• TASK BRIEF
In the data that follows, determine how many lines contain the word "BELOW", and give only that number.

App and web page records
------------------------------------------------

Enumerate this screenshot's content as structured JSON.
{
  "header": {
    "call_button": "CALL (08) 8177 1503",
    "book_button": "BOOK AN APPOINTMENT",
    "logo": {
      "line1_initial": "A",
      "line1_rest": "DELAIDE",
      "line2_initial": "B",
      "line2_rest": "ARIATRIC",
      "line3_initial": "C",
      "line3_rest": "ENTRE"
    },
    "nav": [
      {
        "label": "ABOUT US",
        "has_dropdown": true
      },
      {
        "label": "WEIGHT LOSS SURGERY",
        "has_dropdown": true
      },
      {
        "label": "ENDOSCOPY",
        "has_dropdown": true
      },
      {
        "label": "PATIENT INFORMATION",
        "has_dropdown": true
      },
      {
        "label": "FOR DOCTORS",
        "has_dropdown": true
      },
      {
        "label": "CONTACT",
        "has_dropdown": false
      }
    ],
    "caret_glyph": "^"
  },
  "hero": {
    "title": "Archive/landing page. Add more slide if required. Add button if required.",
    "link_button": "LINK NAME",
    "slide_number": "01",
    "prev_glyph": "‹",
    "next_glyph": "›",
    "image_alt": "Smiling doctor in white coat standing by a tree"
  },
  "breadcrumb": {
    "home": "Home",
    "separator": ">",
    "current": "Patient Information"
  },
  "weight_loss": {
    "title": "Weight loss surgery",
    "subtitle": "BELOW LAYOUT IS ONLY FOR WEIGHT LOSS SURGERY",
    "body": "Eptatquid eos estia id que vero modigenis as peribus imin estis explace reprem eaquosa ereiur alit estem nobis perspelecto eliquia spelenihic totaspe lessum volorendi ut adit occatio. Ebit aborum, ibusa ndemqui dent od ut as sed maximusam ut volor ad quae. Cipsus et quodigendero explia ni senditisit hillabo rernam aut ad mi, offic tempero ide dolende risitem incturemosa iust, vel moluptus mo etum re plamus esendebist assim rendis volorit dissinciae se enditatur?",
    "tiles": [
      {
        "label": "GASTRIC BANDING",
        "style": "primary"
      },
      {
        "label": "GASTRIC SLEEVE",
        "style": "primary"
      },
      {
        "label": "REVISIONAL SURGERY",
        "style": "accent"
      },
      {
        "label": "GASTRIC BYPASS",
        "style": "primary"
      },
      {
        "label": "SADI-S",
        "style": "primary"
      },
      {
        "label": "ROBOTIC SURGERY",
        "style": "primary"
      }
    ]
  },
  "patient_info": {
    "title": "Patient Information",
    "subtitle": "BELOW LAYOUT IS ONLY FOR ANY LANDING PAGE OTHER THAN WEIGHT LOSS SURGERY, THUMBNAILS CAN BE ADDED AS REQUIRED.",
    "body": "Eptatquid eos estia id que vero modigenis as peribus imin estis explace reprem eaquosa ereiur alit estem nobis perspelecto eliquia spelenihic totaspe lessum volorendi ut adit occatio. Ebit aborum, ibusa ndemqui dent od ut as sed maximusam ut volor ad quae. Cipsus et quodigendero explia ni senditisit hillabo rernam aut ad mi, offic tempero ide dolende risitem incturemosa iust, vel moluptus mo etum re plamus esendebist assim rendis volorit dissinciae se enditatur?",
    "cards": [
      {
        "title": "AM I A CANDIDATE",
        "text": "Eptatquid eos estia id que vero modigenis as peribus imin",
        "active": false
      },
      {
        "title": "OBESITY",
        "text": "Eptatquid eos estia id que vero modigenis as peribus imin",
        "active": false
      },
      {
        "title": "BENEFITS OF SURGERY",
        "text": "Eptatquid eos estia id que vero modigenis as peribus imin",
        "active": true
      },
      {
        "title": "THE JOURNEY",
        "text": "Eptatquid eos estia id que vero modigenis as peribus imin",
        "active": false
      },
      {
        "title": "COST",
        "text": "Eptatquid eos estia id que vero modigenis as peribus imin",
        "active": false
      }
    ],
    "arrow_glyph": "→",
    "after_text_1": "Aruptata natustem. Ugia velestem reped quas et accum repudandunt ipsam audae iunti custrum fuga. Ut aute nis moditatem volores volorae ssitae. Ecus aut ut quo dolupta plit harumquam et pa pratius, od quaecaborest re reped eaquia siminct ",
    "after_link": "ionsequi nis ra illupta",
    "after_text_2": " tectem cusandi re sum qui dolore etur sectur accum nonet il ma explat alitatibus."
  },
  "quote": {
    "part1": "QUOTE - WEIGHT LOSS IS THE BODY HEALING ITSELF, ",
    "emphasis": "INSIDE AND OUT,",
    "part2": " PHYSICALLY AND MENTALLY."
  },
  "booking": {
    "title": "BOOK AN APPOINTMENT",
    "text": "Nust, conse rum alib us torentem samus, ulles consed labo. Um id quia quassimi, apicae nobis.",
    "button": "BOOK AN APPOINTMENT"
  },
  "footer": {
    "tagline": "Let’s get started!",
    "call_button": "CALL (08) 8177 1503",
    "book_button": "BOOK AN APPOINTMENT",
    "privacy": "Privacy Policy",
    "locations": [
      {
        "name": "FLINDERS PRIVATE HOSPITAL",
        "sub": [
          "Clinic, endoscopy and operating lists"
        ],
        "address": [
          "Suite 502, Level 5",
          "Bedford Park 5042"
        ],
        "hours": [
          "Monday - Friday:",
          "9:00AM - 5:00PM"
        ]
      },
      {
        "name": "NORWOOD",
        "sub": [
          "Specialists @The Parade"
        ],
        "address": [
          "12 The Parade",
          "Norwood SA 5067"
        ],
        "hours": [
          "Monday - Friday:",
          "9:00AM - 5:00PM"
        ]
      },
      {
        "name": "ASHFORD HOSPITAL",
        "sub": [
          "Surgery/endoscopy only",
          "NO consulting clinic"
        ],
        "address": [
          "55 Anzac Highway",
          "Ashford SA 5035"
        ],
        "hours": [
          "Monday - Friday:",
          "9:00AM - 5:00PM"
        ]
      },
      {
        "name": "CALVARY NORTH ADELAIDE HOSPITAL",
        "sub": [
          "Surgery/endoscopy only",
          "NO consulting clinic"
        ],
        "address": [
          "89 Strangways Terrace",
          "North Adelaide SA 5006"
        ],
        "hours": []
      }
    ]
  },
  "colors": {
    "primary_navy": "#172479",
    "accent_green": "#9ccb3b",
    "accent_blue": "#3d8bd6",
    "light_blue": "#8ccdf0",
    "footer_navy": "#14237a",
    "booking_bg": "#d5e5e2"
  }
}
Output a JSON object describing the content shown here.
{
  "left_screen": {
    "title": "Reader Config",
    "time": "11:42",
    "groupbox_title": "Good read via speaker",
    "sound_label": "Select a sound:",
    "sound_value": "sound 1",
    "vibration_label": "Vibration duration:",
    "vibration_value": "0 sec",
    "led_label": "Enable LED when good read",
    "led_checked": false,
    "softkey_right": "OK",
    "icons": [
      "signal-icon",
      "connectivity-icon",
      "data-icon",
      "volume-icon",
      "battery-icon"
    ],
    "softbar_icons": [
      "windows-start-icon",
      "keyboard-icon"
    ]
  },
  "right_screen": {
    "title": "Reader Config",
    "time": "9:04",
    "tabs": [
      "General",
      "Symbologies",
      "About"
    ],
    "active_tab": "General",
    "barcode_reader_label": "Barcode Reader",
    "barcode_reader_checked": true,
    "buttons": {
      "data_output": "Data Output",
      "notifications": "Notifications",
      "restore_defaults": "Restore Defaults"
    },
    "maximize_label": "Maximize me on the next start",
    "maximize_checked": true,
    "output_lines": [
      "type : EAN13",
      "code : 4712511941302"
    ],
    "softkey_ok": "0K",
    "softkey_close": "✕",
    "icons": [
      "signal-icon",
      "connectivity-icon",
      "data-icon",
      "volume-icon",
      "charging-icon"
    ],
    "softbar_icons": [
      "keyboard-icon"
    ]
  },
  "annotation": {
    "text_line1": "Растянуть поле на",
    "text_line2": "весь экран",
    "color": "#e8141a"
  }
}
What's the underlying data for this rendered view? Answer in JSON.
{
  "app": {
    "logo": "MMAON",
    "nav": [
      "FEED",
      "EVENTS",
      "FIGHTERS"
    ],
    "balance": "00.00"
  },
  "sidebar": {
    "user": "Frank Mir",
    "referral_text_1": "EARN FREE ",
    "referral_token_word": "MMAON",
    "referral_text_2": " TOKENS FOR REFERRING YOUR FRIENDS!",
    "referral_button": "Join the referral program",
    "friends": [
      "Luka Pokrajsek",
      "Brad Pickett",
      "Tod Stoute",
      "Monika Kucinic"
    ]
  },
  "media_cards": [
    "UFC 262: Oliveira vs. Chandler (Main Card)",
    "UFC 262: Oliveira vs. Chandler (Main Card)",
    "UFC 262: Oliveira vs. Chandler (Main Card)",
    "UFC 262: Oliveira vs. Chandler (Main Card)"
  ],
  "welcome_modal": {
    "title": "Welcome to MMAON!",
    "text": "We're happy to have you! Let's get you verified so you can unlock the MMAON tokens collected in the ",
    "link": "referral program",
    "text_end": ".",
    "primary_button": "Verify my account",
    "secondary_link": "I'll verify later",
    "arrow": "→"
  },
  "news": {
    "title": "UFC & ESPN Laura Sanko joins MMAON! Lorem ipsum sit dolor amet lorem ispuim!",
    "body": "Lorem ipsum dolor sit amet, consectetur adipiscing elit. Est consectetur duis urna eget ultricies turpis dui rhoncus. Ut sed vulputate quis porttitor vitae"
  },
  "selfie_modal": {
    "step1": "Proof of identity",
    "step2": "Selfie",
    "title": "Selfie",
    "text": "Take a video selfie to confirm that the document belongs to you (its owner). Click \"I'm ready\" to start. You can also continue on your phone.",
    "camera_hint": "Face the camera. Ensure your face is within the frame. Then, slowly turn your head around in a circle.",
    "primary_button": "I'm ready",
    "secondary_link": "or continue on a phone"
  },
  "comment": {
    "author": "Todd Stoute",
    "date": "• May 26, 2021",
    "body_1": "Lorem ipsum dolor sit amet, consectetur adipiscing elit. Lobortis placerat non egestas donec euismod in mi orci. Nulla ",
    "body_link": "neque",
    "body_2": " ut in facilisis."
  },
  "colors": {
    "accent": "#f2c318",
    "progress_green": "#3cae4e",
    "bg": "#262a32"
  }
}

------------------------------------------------

• SOLUTION TO THE EXERCISE
2